- [Assigned task] Among the lines below, count those that include "ankle", and state the count alone.

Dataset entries
^^^^

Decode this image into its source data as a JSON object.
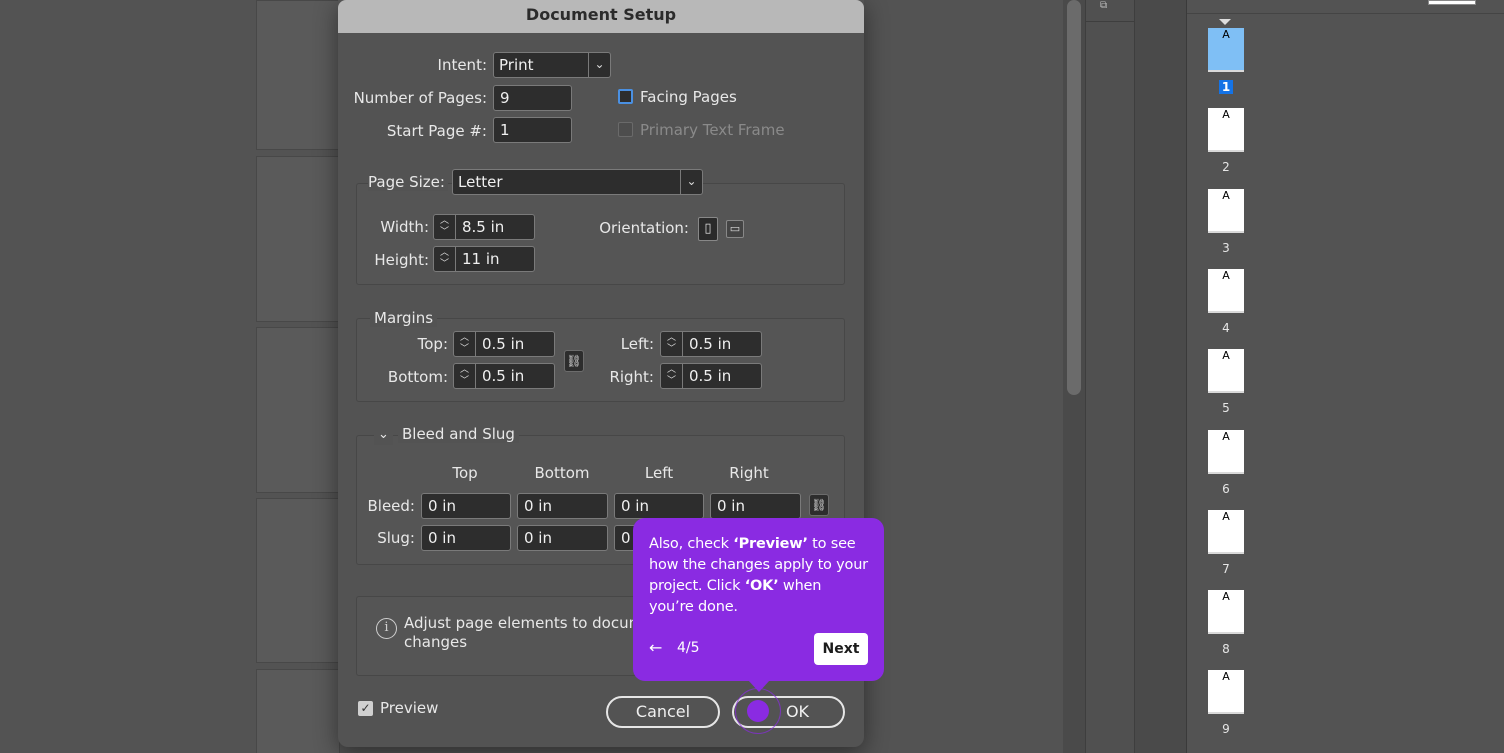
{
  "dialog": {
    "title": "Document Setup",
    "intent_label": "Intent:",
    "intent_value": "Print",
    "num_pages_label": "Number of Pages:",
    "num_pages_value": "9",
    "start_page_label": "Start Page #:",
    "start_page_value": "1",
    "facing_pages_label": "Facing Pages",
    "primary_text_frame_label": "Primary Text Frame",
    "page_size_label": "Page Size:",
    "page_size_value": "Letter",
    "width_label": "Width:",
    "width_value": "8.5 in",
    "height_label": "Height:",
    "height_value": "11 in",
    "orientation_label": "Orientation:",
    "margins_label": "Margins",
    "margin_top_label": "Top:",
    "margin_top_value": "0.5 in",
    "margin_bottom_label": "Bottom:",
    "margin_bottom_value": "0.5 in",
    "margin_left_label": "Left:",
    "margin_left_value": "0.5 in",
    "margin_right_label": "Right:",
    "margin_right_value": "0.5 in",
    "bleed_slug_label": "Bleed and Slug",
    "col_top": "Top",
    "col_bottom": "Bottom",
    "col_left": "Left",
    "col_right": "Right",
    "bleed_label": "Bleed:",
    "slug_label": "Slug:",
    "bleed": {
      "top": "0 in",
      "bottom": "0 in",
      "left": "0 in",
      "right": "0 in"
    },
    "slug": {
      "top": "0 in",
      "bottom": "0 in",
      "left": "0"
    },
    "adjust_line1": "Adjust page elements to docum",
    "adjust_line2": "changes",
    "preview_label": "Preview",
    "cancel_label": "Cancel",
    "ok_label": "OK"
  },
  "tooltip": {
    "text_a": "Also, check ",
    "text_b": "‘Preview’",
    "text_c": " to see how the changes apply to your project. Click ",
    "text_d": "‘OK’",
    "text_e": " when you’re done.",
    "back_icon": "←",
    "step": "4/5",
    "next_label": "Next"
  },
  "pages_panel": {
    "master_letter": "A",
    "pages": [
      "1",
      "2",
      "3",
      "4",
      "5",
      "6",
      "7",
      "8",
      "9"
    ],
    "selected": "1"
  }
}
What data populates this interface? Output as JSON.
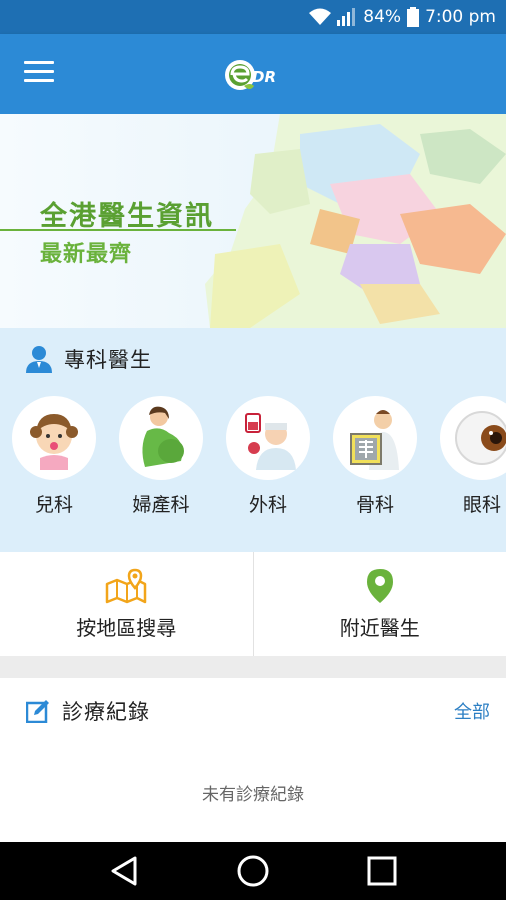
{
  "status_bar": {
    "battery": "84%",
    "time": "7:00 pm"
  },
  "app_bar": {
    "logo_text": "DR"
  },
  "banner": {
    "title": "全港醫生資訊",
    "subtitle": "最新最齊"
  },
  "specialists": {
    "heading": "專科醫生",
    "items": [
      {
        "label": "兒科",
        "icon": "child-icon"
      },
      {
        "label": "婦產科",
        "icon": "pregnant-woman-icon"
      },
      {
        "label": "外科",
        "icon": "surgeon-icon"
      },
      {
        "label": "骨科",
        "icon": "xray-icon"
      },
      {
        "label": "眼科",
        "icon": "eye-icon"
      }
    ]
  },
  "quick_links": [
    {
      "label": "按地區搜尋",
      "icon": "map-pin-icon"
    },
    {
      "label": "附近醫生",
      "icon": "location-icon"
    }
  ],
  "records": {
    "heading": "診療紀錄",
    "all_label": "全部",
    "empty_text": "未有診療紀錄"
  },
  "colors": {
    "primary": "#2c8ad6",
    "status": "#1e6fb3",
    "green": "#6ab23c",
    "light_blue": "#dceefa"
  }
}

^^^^

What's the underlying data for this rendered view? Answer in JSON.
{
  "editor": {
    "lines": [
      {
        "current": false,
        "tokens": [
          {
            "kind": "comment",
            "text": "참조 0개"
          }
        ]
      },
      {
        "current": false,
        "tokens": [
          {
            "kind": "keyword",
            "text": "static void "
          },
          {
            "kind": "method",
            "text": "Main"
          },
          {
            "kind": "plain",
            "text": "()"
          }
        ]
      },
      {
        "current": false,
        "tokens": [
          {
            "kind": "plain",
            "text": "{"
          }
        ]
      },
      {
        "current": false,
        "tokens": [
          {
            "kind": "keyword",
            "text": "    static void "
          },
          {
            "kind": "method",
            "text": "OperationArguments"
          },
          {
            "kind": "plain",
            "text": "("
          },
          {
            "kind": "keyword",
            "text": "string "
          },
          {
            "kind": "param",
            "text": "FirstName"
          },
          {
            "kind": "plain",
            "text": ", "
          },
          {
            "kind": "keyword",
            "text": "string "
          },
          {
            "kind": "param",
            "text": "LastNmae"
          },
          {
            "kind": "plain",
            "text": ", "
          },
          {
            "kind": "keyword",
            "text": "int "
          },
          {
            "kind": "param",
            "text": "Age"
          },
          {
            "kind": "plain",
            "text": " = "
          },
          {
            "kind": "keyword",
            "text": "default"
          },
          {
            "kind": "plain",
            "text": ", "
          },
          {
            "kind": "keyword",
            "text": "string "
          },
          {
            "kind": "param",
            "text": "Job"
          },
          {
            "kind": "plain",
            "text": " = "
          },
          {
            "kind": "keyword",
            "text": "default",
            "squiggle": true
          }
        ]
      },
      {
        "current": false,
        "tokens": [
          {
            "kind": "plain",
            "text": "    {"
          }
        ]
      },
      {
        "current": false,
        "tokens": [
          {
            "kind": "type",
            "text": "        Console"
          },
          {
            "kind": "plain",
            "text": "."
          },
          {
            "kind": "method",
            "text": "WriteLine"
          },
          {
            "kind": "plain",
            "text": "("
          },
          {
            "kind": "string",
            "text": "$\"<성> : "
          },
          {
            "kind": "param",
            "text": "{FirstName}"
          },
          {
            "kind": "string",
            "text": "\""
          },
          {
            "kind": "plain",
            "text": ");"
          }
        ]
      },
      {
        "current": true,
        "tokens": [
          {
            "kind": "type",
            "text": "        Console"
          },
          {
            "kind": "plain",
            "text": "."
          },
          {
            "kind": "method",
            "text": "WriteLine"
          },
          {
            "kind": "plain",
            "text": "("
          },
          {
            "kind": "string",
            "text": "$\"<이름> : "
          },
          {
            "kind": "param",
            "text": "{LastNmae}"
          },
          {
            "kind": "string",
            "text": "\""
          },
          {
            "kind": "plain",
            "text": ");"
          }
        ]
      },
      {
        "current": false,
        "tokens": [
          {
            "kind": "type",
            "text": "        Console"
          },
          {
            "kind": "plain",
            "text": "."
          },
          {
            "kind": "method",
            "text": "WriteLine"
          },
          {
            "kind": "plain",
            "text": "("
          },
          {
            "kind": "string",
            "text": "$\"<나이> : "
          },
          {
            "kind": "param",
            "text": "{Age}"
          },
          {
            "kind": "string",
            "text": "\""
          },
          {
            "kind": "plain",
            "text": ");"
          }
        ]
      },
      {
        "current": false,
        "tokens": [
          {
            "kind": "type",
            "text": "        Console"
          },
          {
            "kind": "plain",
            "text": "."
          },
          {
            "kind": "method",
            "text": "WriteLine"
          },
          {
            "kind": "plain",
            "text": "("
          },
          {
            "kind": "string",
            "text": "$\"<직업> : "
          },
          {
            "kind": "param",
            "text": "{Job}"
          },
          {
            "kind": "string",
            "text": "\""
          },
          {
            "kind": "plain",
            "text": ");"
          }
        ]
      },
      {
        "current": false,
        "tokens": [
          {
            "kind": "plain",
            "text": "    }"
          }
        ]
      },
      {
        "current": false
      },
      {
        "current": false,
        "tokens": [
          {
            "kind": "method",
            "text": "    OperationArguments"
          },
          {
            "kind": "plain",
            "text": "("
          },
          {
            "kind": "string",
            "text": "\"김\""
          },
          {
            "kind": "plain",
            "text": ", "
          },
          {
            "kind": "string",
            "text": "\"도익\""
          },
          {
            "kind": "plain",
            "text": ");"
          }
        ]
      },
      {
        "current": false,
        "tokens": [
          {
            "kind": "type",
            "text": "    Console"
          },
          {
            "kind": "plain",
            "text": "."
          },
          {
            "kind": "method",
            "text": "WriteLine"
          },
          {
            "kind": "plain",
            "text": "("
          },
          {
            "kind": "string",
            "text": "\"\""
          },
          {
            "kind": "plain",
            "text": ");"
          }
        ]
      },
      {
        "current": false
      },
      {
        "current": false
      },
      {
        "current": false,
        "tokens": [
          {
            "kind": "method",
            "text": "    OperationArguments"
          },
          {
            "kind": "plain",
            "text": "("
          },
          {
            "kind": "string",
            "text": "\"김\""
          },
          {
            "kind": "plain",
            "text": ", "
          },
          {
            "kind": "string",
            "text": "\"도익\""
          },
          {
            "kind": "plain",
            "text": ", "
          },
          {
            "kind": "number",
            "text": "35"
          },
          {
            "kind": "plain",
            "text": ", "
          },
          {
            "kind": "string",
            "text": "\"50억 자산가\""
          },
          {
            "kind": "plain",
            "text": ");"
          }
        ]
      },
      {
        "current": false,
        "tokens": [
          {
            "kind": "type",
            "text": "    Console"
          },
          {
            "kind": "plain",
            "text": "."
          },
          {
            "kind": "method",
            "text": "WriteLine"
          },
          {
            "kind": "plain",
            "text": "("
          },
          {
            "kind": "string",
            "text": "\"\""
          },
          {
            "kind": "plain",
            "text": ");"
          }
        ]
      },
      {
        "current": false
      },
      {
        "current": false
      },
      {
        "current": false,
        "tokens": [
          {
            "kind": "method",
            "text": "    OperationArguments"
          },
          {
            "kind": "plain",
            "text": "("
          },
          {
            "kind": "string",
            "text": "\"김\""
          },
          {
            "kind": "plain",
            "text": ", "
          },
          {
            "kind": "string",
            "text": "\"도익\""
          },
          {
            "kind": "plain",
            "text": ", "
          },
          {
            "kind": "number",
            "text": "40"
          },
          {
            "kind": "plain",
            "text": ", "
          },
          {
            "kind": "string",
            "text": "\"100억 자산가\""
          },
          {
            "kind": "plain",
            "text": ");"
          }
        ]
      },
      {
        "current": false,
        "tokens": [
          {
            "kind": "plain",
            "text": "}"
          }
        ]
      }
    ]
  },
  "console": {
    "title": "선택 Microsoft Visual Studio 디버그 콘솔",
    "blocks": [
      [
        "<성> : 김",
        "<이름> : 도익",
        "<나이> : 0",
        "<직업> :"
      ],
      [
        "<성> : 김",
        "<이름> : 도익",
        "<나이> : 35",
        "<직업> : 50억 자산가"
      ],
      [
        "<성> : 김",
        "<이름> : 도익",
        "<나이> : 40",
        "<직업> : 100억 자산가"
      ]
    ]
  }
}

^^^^

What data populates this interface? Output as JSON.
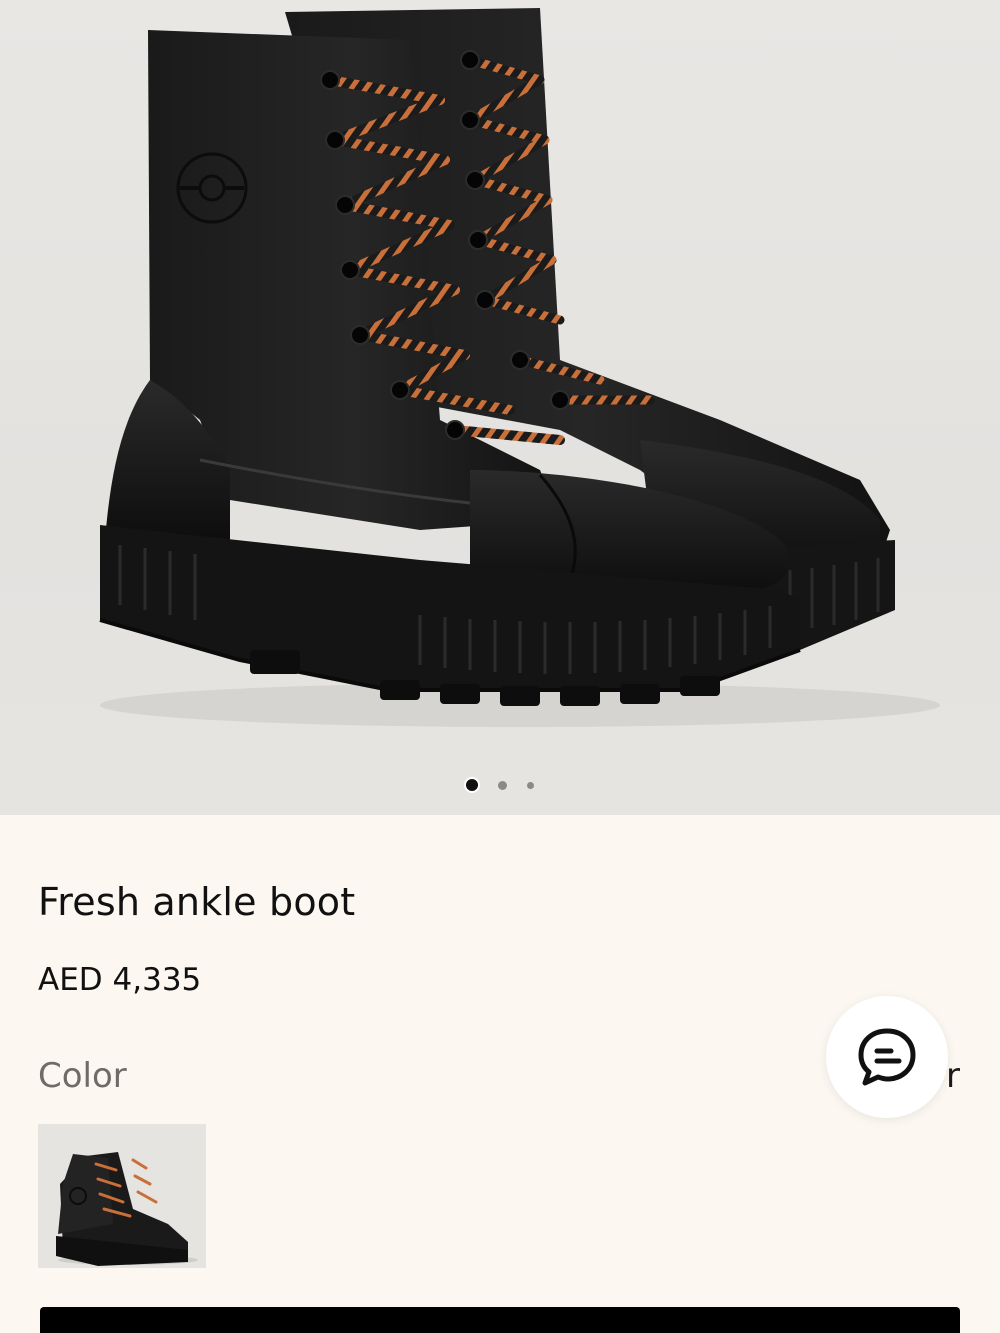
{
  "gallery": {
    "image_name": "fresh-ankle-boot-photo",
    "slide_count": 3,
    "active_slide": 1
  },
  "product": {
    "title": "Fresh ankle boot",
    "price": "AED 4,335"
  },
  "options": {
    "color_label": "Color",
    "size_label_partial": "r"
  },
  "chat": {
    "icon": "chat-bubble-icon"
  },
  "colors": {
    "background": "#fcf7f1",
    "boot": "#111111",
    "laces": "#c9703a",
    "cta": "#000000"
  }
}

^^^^

- [Task answer] 2